A few weeks have passed, and the Equifax data breach has been discussed extensively in just about every news outlet. This is an instance where saturated news coverage and never ending analysis is well warranted, with 143 million Americans waiting for the other shoe to drop.
I will take a look at this through the lens of online businesses managing card-not-present fraud. CNP fraud solutions can enhance business value or deplete it, depending on the effectiveness of the solution and fraud environment it is up against. The Equifax breach puts a challenging wrinkle in the CNP fraud landscape, with many online businesses at risk of losing significant value.
The Poor Get Poorer:
When carrying out fraud attacks there are two things fraudsters need most: ample targets and data, both in quantity and variety. Let’s take a look at the latter. There have been so many breaches, that compromised data seems like par for the course. However, this breach stands out from the pack. Both in the amount of data that was compromised and the variety. This was not a name or a birthday, or even a combo, like acquiring a name/credit card. This was Social Security numbers, names, birth dates, addresses, credit cards, and even drivers license numbers. This will fuel more than payment fraud. This will run the gamut: from account takeovers, fraud account openings, and identity fraud to every flavor of scam and abuse you can think of. It is being covered like a different kind of breach because the threat is much greater.
Which brings us to the second component, plenty of targets. Online businesses and ecommerce solve that pretty quickly. All online companies are fair game, but businesses with sub-par fraud solutions that rely on legacy technology and inefficient operations will be picked apart quickly. Fraudsters are adept at finding soft spots and weak defenses. They will stick with a particular target and/or attack method until it is clamped down. Like most humans, they want to maximize value for the time they invest and will not burn valuable resources on little return. Therefore, they follow the path of least resistance. The Equifax breach is a not so friendly reminder of the volatile CNP fraud climate, with large data breaches fanning the flames of an already healthy fire.

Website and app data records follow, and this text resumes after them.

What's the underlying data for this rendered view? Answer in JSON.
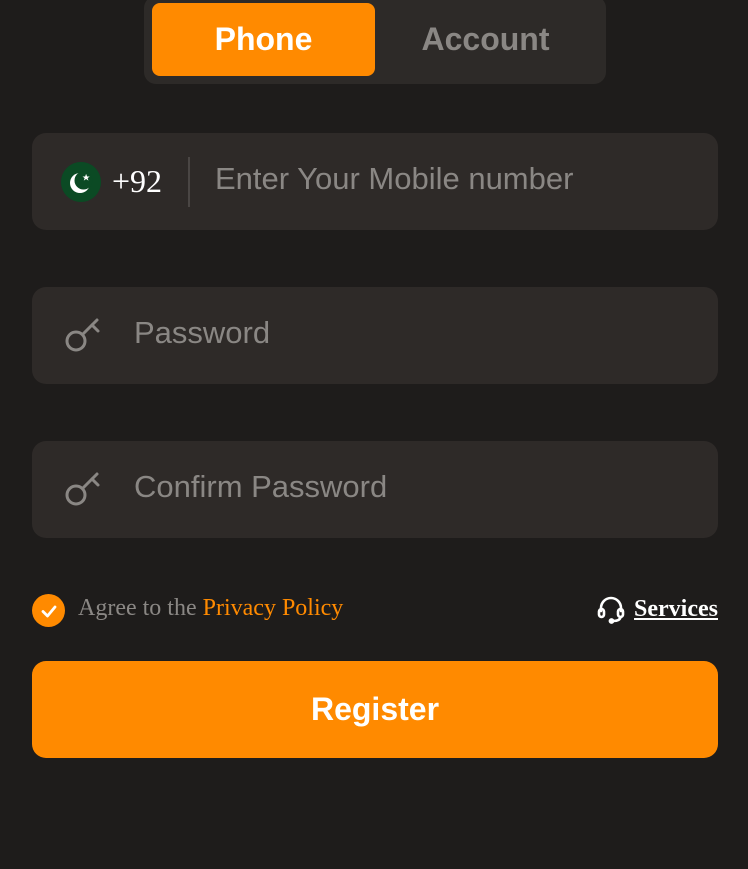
{
  "tabs": {
    "phone_label": "Phone",
    "account_label": "Account",
    "active": "Phone"
  },
  "phone": {
    "country_code": "+92",
    "flag_icon": "pakistan-flag-icon",
    "placeholder": "Enter Your Mobile number",
    "value": ""
  },
  "password": {
    "placeholder": "Password",
    "icon": "key-icon",
    "value": ""
  },
  "confirm_password": {
    "placeholder": "Confirm Password",
    "icon": "key-icon",
    "value": ""
  },
  "agreement": {
    "checked": true,
    "prefix": "Agree to the",
    "link_text": "Privacy Policy"
  },
  "services": {
    "label": "Services",
    "icon": "headset-icon"
  },
  "register_label": "Register",
  "colors": {
    "accent": "#ff8a00",
    "background": "#1e1c1b",
    "field": "#2e2a28",
    "muted_text": "#8a8784"
  }
}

Not My Problem:
Sometimes the easy thing to do is blame Amazon. So, I am going to do just that. Not for the breach… but for the usual crime they are saddled with. Amazon whipped up a mix of customer centric, no hassle, efficient, cheap, on-demand ecommerce the likes of which nobody had seen before. Shockingly, people liked this. Amazon transformed not just customer experience but customer expectations. Fraud mitigation is one of many things that does not justify inconveniencing a consumer’s shopping experience.
But come on. With the crazy difficult CNP fraud battle, there has to be some understanding from consumers, right? Considering the massive Equifax data breach, there is sure to be a bit of leeway with customer friction, correct? Sadly, no. Consumers don’t care. If you cite the Equifax data breach as a reason you were over-cautious and canceled young Bobby’s Xbox, all you will be met with is an angry parent. We live in a world where no matter the circumstances, consumers expect not to be inconvenienced. Amazon is not the bad guy. They are just the big guy. The big guy who successfully created the experience to which consumers are addicted, and it’s every company’s job to keep pace.

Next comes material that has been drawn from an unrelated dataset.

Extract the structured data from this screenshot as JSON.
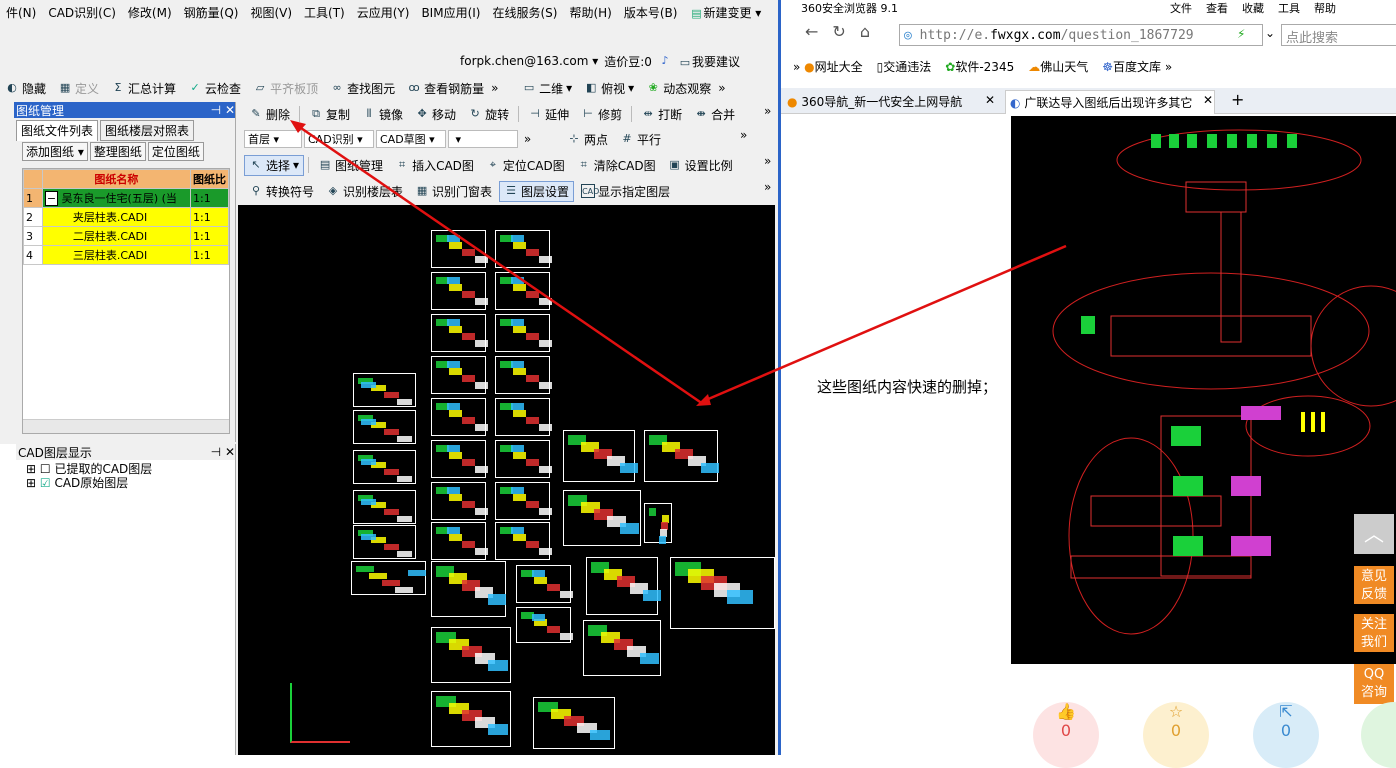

Effective fraud solutions do just that – they match Amazon’s value. These solutions mitigate fraud under the worst circumstances, while maintaining an experience their customers love. The Equifax breach will be a good test to see what CNP fraud solutions stand strong and which begin to bleed sales and lifetime customers.

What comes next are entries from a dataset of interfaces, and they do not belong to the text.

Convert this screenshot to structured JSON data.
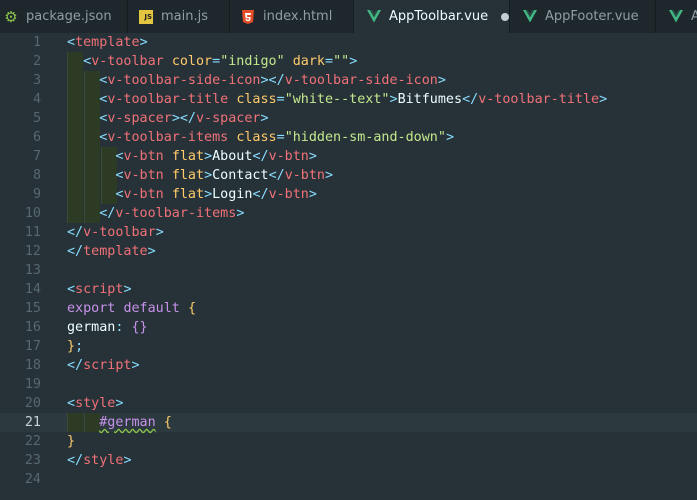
{
  "tabs": [
    {
      "label": "package.json",
      "icon": "gear-icon",
      "active": false
    },
    {
      "label": "main.js",
      "icon": "js-icon",
      "icon_text": "JS",
      "active": false
    },
    {
      "label": "index.html",
      "icon": "html5-icon",
      "active": false
    },
    {
      "label": "AppToolbar.vue",
      "icon": "vue-icon",
      "active": true,
      "modified": true
    },
    {
      "label": "AppFooter.vue",
      "icon": "vue-icon",
      "active": false
    },
    {
      "label": "A",
      "icon": "vue-icon",
      "active": false
    }
  ],
  "editor": {
    "current_line": 21,
    "lines": [
      {
        "n": "1",
        "tokens": [
          [
            "punc",
            "<"
          ],
          [
            "tag",
            "template"
          ],
          [
            "punc",
            ">"
          ]
        ]
      },
      {
        "n": "2",
        "tokens": [
          [
            "text",
            "  "
          ],
          [
            "punc",
            "<"
          ],
          [
            "tag",
            "v-toolbar"
          ],
          [
            "text",
            " "
          ],
          [
            "attr",
            "color"
          ],
          [
            "punc",
            "="
          ],
          [
            "str",
            "\"indigo\""
          ],
          [
            "text",
            " "
          ],
          [
            "attr",
            "dark"
          ],
          [
            "punc",
            "="
          ],
          [
            "str",
            "\"\""
          ],
          [
            "punc",
            ">"
          ]
        ]
      },
      {
        "n": "3",
        "tokens": [
          [
            "text",
            "    "
          ],
          [
            "punc",
            "<"
          ],
          [
            "tag",
            "v-toolbar-side-icon"
          ],
          [
            "punc",
            "></"
          ],
          [
            "tag",
            "v-toolbar-side-icon"
          ],
          [
            "punc",
            ">"
          ]
        ]
      },
      {
        "n": "4",
        "tokens": [
          [
            "text",
            "    "
          ],
          [
            "punc",
            "<"
          ],
          [
            "tag",
            "v-toolbar-title"
          ],
          [
            "text",
            " "
          ],
          [
            "attr",
            "class"
          ],
          [
            "punc",
            "="
          ],
          [
            "str",
            "\"white--text\""
          ],
          [
            "punc",
            ">"
          ],
          [
            "text",
            "Bitfumes"
          ],
          [
            "punc",
            "</"
          ],
          [
            "tag",
            "v-toolbar-title"
          ],
          [
            "punc",
            ">"
          ]
        ]
      },
      {
        "n": "5",
        "tokens": [
          [
            "text",
            "    "
          ],
          [
            "punc",
            "<"
          ],
          [
            "tag",
            "v-spacer"
          ],
          [
            "punc",
            "></"
          ],
          [
            "tag",
            "v-spacer"
          ],
          [
            "punc",
            ">"
          ]
        ]
      },
      {
        "n": "6",
        "tokens": [
          [
            "text",
            "    "
          ],
          [
            "punc",
            "<"
          ],
          [
            "tag",
            "v-toolbar-items"
          ],
          [
            "text",
            " "
          ],
          [
            "attr",
            "class"
          ],
          [
            "punc",
            "="
          ],
          [
            "str",
            "\"hidden-sm-and-down\""
          ],
          [
            "punc",
            ">"
          ]
        ]
      },
      {
        "n": "7",
        "tokens": [
          [
            "text",
            "      "
          ],
          [
            "punc",
            "<"
          ],
          [
            "tag",
            "v-btn"
          ],
          [
            "text",
            " "
          ],
          [
            "attr",
            "flat"
          ],
          [
            "punc",
            ">"
          ],
          [
            "text",
            "About"
          ],
          [
            "punc",
            "</"
          ],
          [
            "tag",
            "v-btn"
          ],
          [
            "punc",
            ">"
          ]
        ]
      },
      {
        "n": "8",
        "tokens": [
          [
            "text",
            "      "
          ],
          [
            "punc",
            "<"
          ],
          [
            "tag",
            "v-btn"
          ],
          [
            "text",
            " "
          ],
          [
            "attr",
            "flat"
          ],
          [
            "punc",
            ">"
          ],
          [
            "text",
            "Contact"
          ],
          [
            "punc",
            "</"
          ],
          [
            "tag",
            "v-btn"
          ],
          [
            "punc",
            ">"
          ]
        ]
      },
      {
        "n": "9",
        "tokens": [
          [
            "text",
            "      "
          ],
          [
            "punc",
            "<"
          ],
          [
            "tag",
            "v-btn"
          ],
          [
            "text",
            " "
          ],
          [
            "attr",
            "flat"
          ],
          [
            "punc",
            ">"
          ],
          [
            "text",
            "Login"
          ],
          [
            "punc",
            "</"
          ],
          [
            "tag",
            "v-btn"
          ],
          [
            "punc",
            ">"
          ]
        ]
      },
      {
        "n": "10",
        "tokens": [
          [
            "text",
            "    "
          ],
          [
            "punc",
            "</"
          ],
          [
            "tag",
            "v-toolbar-items"
          ],
          [
            "punc",
            ">"
          ]
        ]
      },
      {
        "n": "11",
        "tokens": [
          [
            "punc",
            "</"
          ],
          [
            "tag",
            "v-toolbar"
          ],
          [
            "punc",
            ">"
          ]
        ]
      },
      {
        "n": "12",
        "tokens": [
          [
            "punc",
            "</"
          ],
          [
            "tag",
            "template"
          ],
          [
            "punc",
            ">"
          ]
        ]
      },
      {
        "n": "13",
        "tokens": []
      },
      {
        "n": "14",
        "tokens": [
          [
            "punc",
            "<"
          ],
          [
            "tag",
            "script"
          ],
          [
            "punc",
            ">"
          ]
        ]
      },
      {
        "n": "15",
        "tokens": [
          [
            "kw",
            "export"
          ],
          [
            "text",
            " "
          ],
          [
            "kw",
            "default"
          ],
          [
            "text",
            " "
          ],
          [
            "brace",
            "{"
          ]
        ]
      },
      {
        "n": "16",
        "tokens": [
          [
            "text",
            "german"
          ],
          [
            "punc",
            ":"
          ],
          [
            "text",
            " "
          ],
          [
            "brace2",
            "{}"
          ]
        ]
      },
      {
        "n": "17",
        "tokens": [
          [
            "brace",
            "}"
          ],
          [
            "punc",
            ";"
          ]
        ]
      },
      {
        "n": "18",
        "tokens": [
          [
            "punc",
            "</"
          ],
          [
            "tag",
            "script"
          ],
          [
            "punc",
            ">"
          ]
        ]
      },
      {
        "n": "19",
        "tokens": []
      },
      {
        "n": "20",
        "tokens": [
          [
            "punc",
            "<"
          ],
          [
            "tag",
            "style"
          ],
          [
            "punc",
            ">"
          ]
        ]
      },
      {
        "n": "21",
        "tokens": [
          [
            "text",
            "    "
          ],
          [
            "sel",
            "#german"
          ],
          [
            "text",
            " "
          ],
          [
            "brace",
            "{"
          ]
        ]
      },
      {
        "n": "22",
        "tokens": [
          [
            "brace",
            "}"
          ]
        ]
      },
      {
        "n": "23",
        "tokens": [
          [
            "punc",
            "</"
          ],
          [
            "tag",
            "style"
          ],
          [
            "punc",
            ">"
          ]
        ]
      },
      {
        "n": "24",
        "tokens": []
      }
    ]
  }
}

One obvious blow is the impact to the Equifax brand. In addition to a credit bureau, Equifax has it’s own suite of anti-fraud technology and solutions. While a breach leaves no company sitting pretty, Equifax’s active presence in fraud prevention adds insult to injury. An insult that is felt strongest in it’s brand equity.
Moving past Equifax, the brand equity of other online companies will be damaged as well. As discussed earlier, when fraudsters get their hands on the right combination of data they can deploy more sophisticated attacks. Account takeovers and opening fraudulent accounts are two examples that have significant impact on brand equity. This type of fraud is an absolute nightmare for consumers. Even though the source of the data breach may be Equifax, the account takeover occurred with Company X. Consumers link the inconvenience and poor security to Company X. Company X will be the one who loses trust, the consumer and value in their brand.
Fraudsters also use compromised data to carry out scams and abuse. Content abuse is a good example. Marketplaces and communities rely on the flow of honest, credible information. Spam, fake reviews, and other malicious content can lead to a terrible user experience and tarnish a company’s brand. As loyal marketplace customers abandon the site, they impact the platform’s growth and profitability. This is just one example of the many forms of abuse that will impact a variety of online verticals.
Everyone knows the Equifax breach has far reaching effects. Consumers scramble to check their financial records, protect their information, freeze their credit file and come to grips with the fact there’s not much more that can be done. It’s a helpless feeling to say the least. However, It’s important to remember that online businesses downstream from the breach also have a tough road ahead. They are bracing for a barrage of fraud attacks that leak value at every turn. On a positive note, sometimes this is just the incentive businesses need to ensure they find the right layers of fraud protection for their business. There’s no time like the present to batten down the hatches and march forward with the confidence your business is protected by solutions that align best to your company’s needs.